(Items from an interface collection)
━━━━━━━━━━

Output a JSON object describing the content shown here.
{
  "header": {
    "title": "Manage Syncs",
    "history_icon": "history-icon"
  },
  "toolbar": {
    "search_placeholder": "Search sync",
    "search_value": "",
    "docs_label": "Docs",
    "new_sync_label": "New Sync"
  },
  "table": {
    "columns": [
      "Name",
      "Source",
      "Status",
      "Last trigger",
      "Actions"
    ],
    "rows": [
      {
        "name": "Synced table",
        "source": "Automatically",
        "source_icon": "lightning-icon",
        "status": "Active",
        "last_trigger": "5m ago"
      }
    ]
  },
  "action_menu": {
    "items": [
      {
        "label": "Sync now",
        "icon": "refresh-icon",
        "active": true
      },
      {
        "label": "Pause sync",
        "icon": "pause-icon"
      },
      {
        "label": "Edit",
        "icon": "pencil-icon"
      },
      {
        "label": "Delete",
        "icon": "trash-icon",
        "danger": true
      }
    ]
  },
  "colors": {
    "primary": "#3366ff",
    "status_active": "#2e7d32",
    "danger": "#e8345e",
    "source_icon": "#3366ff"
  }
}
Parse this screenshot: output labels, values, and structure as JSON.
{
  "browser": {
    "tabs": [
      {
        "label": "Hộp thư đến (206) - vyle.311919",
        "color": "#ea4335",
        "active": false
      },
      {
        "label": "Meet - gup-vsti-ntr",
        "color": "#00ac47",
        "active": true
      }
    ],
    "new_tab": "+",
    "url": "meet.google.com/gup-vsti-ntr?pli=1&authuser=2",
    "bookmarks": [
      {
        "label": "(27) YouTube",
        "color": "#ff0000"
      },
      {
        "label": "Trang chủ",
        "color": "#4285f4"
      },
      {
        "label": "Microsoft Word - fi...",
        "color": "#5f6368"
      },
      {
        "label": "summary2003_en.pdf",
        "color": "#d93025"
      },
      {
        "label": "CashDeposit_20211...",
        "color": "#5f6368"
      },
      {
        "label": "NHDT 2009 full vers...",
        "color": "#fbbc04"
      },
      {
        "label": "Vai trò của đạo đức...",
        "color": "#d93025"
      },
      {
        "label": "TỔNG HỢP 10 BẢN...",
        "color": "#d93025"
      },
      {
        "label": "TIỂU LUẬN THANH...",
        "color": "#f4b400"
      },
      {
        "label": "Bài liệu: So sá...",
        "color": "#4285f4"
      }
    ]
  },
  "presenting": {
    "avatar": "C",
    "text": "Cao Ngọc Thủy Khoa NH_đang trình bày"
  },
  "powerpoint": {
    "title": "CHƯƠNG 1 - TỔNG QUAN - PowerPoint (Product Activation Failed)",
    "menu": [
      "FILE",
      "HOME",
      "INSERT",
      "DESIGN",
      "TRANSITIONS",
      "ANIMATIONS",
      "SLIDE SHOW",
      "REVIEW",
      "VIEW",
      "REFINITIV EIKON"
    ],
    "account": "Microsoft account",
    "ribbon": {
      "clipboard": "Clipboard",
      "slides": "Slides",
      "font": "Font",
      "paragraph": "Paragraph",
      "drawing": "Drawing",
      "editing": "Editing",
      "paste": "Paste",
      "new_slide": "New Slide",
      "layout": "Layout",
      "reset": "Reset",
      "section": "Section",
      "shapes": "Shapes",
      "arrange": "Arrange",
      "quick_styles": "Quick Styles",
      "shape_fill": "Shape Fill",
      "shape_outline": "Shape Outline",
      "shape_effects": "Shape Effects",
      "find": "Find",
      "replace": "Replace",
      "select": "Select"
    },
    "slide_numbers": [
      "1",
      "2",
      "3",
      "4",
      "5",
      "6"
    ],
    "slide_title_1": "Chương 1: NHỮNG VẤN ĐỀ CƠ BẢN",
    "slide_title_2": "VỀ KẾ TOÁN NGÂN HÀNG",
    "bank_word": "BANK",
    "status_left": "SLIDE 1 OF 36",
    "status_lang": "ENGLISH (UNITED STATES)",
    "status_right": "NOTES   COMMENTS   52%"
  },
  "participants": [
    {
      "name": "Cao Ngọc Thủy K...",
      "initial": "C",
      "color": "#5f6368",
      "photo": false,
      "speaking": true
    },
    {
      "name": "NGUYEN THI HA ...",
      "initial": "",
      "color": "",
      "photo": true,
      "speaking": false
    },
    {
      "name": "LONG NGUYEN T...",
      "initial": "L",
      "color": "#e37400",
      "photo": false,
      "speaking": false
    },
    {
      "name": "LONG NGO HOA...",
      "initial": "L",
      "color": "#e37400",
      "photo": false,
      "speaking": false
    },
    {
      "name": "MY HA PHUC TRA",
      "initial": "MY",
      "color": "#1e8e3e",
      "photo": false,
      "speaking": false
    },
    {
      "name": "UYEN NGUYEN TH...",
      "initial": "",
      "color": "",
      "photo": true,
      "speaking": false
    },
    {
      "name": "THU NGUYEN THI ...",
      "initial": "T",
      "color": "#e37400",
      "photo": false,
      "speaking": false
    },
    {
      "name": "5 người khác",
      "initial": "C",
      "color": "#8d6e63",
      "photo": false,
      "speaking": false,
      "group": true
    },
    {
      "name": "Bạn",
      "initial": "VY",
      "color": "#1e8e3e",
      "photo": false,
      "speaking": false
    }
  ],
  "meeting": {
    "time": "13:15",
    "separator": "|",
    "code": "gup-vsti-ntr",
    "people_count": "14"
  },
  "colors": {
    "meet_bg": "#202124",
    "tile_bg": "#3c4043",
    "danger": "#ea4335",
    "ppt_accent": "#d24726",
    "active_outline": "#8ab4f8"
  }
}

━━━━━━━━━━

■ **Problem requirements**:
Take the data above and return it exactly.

■ **Answer section**:
Output a JSON object describing the content shown here.
{
  "header": {
    "title": "Manage Syncs",
    "history_icon": "history-icon"
  },
  "toolbar": {
    "search_placeholder": "Search sync",
    "search_value": "",
    "docs_label": "Docs",
    "new_sync_label": "New Sync"
  },
  "table": {
    "columns": [
      "Name",
      "Source",
      "Status",
      "Last trigger",
      "Actions"
    ],
    "rows": [
      {
        "name": "Synced table",
        "source": "Automatically",
        "source_icon": "lightning-icon",
        "status": "Active",
        "last_trigger": "5m ago"
      }
    ]
  },
  "action_menu": {
    "items": [
      {
        "label": "Sync now",
        "icon": "refresh-icon",
        "active": true
      },
      {
        "label": "Pause sync",
        "icon": "pause-icon"
      },
      {
        "label": "Edit",
        "icon": "pencil-icon"
      },
      {
        "label": "Delete",
        "icon": "trash-icon",
        "danger": true
      }
    ]
  },
  "colors": {
    "primary": "#3366ff",
    "status_active": "#2e7d32",
    "danger": "#e8345e",
    "source_icon": "#3366ff"
  }
}
Parse this screenshot: output labels, values, and structure as JSON.
{
  "browser": {
    "tabs": [
      {
        "label": "Hộp thư đến (206) - vyle.311919",
        "color": "#ea4335",
        "active": false
      },
      {
        "label": "Meet - gup-vsti-ntr",
        "color": "#00ac47",
        "active": true
      }
    ],
    "new_tab": "+",
    "url": "meet.google.com/gup-vsti-ntr?pli=1&authuser=2",
    "bookmarks": [
      {
        "label": "(27) YouTube",
        "color": "#ff0000"
      },
      {
        "label": "Trang chủ",
        "color": "#4285f4"
      },
      {
        "label": "Microsoft Word - fi...",
        "color": "#5f6368"
      },
      {
        "label": "summary2003_en.pdf",
        "color": "#d93025"
      },
      {
        "label": "CashDeposit_20211...",
        "color": "#5f6368"
      },
      {
        "label": "NHDT 2009 full vers...",
        "color": "#fbbc04"
      },
      {
        "label": "Vai trò của đạo đức...",
        "color": "#d93025"
      },
      {
        "label": "TỔNG HỢP 10 BẢN...",
        "color": "#d93025"
      },
      {
        "label": "TIỂU LUẬN THANH...",
        "color": "#f4b400"
      },
      {
        "label": "Bài liệu: So sá...",
        "color": "#4285f4"
      }
    ]
  },
  "presenting": {
    "avatar": "C",
    "text": "Cao Ngọc Thủy Khoa NH_đang trình bày"
  },
  "powerpoint": {
    "title": "CHƯƠNG 1 - TỔNG QUAN - PowerPoint (Product Activation Failed)",
    "menu": [
      "FILE",
      "HOME",
      "INSERT",
      "DESIGN",
      "TRANSITIONS",
      "ANIMATIONS",
      "SLIDE SHOW",
      "REVIEW",
      "VIEW",
      "REFINITIV EIKON"
    ],
    "account": "Microsoft account",
    "ribbon": {
      "clipboard": "Clipboard",
      "slides": "Slides",
      "font": "Font",
      "paragraph": "Paragraph",
      "drawing": "Drawing",
      "editing": "Editing",
      "paste": "Paste",
      "new_slide": "New Slide",
      "layout": "Layout",
      "reset": "Reset",
      "section": "Section",
      "shapes": "Shapes",
      "arrange": "Arrange",
      "quick_styles": "Quick Styles",
      "shape_fill": "Shape Fill",
      "shape_outline": "Shape Outline",
      "shape_effects": "Shape Effects",
      "find": "Find",
      "replace": "Replace",
      "select": "Select"
    },
    "slide_numbers": [
      "1",
      "2",
      "3",
      "4",
      "5",
      "6"
    ],
    "slide_title_1": "Chương 1: NHỮNG VẤN ĐỀ CƠ BẢN",
    "slide_title_2": "VỀ KẾ TOÁN NGÂN HÀNG",
    "bank_word": "BANK",
    "status_left": "SLIDE 1 OF 36",
    "status_lang": "ENGLISH (UNITED STATES)",
    "status_right": "NOTES   COMMENTS   52%"
  },
  "participants": [
    {
      "name": "Cao Ngọc Thủy K...",
      "initial": "C",
      "color": "#5f6368",
      "photo": false,
      "speaking": true
    },
    {
      "name": "NGUYEN THI HA ...",
      "initial": "",
      "color": "",
      "photo": true,
      "speaking": false
    },
    {
      "name": "LONG NGUYEN T...",
      "initial": "L",
      "color": "#e37400",
      "photo": false,
      "speaking": false
    },
    {
      "name": "LONG NGO HOA...",
      "initial": "L",
      "color": "#e37400",
      "photo": false,
      "speaking": false
    },
    {
      "name": "MY HA PHUC TRA",
      "initial": "MY",
      "color": "#1e8e3e",
      "photo": false,
      "speaking": false
    },
    {
      "name": "UYEN NGUYEN TH...",
      "initial": "",
      "color": "",
      "photo": true,
      "speaking": false
    },
    {
      "name": "THU NGUYEN THI ...",
      "initial": "T",
      "color": "#e37400",
      "photo": false,
      "speaking": false
    },
    {
      "name": "5 người khác",
      "initial": "C",
      "color": "#8d6e63",
      "photo": false,
      "speaking": false,
      "group": true
    },
    {
      "name": "Bạn",
      "initial": "VY",
      "color": "#1e8e3e",
      "photo": false,
      "speaking": false
    }
  ],
  "meeting": {
    "time": "13:15",
    "separator": "|",
    "code": "gup-vsti-ntr",
    "people_count": "14"
  },
  "colors": {
    "meet_bg": "#202124",
    "tile_bg": "#3c4043",
    "danger": "#ea4335",
    "ppt_accent": "#d24726",
    "active_outline": "#8ab4f8"
  }
}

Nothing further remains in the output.